II. The Lily-of-the-Valley

She lay under the eye of the moon. In these days that time forgot, the moon had no need to mark the days, so it became her seamstress. It would rise and fall, working itself into her, side-stitching moonlight with blood, steel, and the rich umber of wet earth. It wove the patchwork of her experiences into a garment, piercing and crowning through her seemingly without end. It was painful enough for her to keep lucid, but not enough to faint. Before long it kept the bugs out, then the cold.

She remembered when -she- was the garment—when she felt her sum was at best, loose hanging flesh, fit only to clothe an idea. In time, she realized ideas were no more perfect than she was—and that she was the one who deserved to be clothed.

As the moon waxed and waned, the garment thickened and became armor. She remembered her sword. It lay below the willow tree where she left it long ago. Seemingly sharper than day it was forged. It waited patiently for her. It was content to be one with the earth, but rust chose not to eat it. No birds saw it fit to serve as perch. The sword was reason: a device of man, and its past was gray. In full light it was difficult to look upon. When used recklessly, it could destroy. Swung with wisdom, it could sever corruption.
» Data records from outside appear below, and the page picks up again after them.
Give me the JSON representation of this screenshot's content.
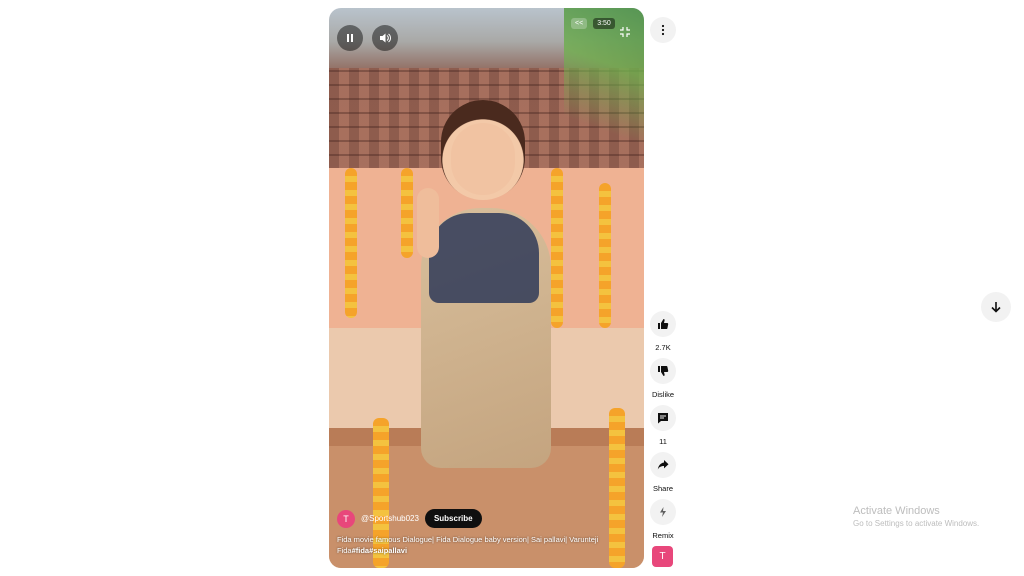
{
  "player": {
    "seek_back_label": "<<",
    "time": "3:50",
    "pause_icon": "pause-icon",
    "volume_icon": "volume-icon",
    "fullscreen_icon": "fullscreen-exit-icon"
  },
  "video": {
    "channel_avatar_letter": "T",
    "channel_name": "@Sportshub023",
    "subscribe_label": "Subscribe",
    "description_plain": "Fida movie famous Dialogue| Fida Dialogue baby version| Sai pallavi| Varunteji Fida",
    "hashtags": "#fida#saipallavi"
  },
  "actions": {
    "like_count": "2.7K",
    "dislike_label": "Dislike",
    "comments_count": "11",
    "share_label": "Share",
    "remix_label": "Remix",
    "remix_avatar_letter": "T"
  },
  "watermark": {
    "line1": "Activate Windows",
    "line2": "Go to Settings to activate Windows."
  },
  "colors": {
    "avatar": "#e8477b",
    "subscribe_bg": "#0f0f0f",
    "action_bg": "#f2f2f2"
  }
}
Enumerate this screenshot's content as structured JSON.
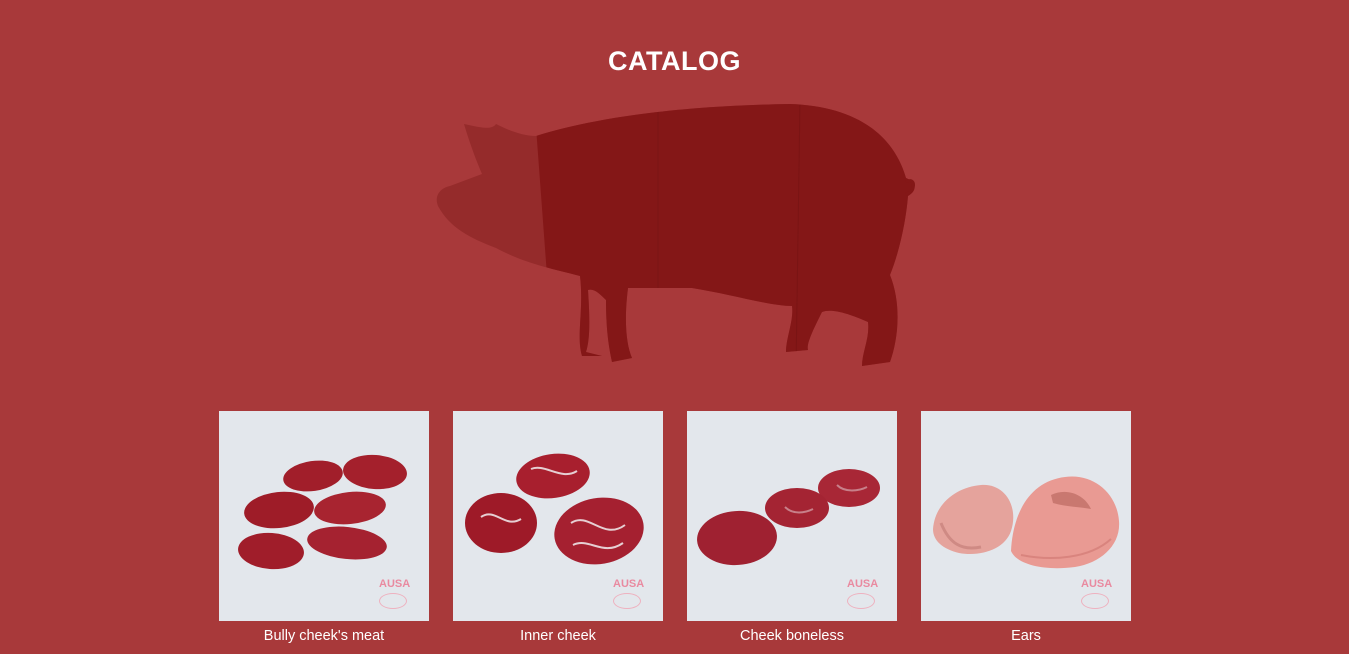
{
  "header": {
    "title": "CATALOG"
  },
  "colors": {
    "background": "#a8393a",
    "pig_head": "#952b2b",
    "pig_body": "#841717",
    "card_background": "#e3e7ec"
  },
  "pig_diagram": {
    "icon": "pig-silhouette-icon",
    "cuts": [
      "head",
      "shoulder",
      "loin",
      "ham"
    ]
  },
  "products": [
    {
      "name": "Bully cheek's meat",
      "icon": "cheek-meat-image",
      "brand": "AUSA"
    },
    {
      "name": "Inner cheek",
      "icon": "inner-cheek-image",
      "brand": "AUSA"
    },
    {
      "name": "Cheek boneless",
      "icon": "cheek-boneless-image",
      "brand": "AUSA"
    },
    {
      "name": "Ears",
      "icon": "ears-image",
      "brand": "AUSA"
    }
  ]
}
The moon stitched a pale gray shield—her intuition, the most powerful force she could muster. The sword could break, it was forged from human merit; It was matter. The shield would not. It was everything in between. It allowed her to enter the fray, relying on mindfulness instead of initiative.

The path ahead was long, and wrought with sights she did not know. In time, she would have to make a choice, but she was never as keen, and never as strong.